* WORK TO COMPLETE
Type out the entries below again, character for character.

* DATA EXTRACT
= = = = =
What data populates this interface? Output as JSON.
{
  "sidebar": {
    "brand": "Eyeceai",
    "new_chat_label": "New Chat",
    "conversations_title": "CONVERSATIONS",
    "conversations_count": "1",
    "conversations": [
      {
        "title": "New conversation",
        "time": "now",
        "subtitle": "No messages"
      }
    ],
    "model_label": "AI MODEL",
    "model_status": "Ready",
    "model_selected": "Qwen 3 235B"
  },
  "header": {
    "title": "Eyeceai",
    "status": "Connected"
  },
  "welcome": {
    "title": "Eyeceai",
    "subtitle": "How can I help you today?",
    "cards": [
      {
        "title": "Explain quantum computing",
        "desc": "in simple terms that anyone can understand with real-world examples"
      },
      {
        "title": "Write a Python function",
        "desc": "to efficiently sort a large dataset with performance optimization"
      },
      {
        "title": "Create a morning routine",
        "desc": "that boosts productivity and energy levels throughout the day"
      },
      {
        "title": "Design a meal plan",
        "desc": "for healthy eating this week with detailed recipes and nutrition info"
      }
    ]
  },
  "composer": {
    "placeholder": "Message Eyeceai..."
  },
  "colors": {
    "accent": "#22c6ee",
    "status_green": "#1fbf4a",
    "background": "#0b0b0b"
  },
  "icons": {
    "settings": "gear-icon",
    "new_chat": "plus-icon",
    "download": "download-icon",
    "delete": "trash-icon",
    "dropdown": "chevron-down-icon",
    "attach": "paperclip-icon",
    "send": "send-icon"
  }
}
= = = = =
* RESPONSE TO THIS TASK
What data populates this interface? Output as JSON.
{
  "sidebar": {
    "brand": "Eyeceai",
    "new_chat_label": "New Chat",
    "conversations_title": "CONVERSATIONS",
    "conversations_count": "1",
    "conversations": [
      {
        "title": "New conversation",
        "time": "now",
        "subtitle": "No messages"
      }
    ],
    "model_label": "AI MODEL",
    "model_status": "Ready",
    "model_selected": "Qwen 3 235B"
  },
  "header": {
    "title": "Eyeceai",
    "status": "Connected"
  },
  "welcome": {
    "title": "Eyeceai",
    "subtitle": "How can I help you today?",
    "cards": [
      {
        "title": "Explain quantum computing",
        "desc": "in simple terms that anyone can understand with real-world examples"
      },
      {
        "title": "Write a Python function",
        "desc": "to efficiently sort a large dataset with performance optimization"
      },
      {
        "title": "Create a morning routine",
        "desc": "that boosts productivity and energy levels throughout the day"
      },
      {
        "title": "Design a meal plan",
        "desc": "for healthy eating this week with detailed recipes and nutrition info"
      }
    ]
  },
  "composer": {
    "placeholder": "Message Eyeceai..."
  },
  "colors": {
    "accent": "#22c6ee",
    "status_green": "#1fbf4a",
    "background": "#0b0b0b"
  },
  "icons": {
    "settings": "gear-icon",
    "new_chat": "plus-icon",
    "download": "download-icon",
    "delete": "trash-icon",
    "dropdown": "chevron-down-icon",
    "attach": "paperclip-icon",
    "send": "send-icon"
  }
}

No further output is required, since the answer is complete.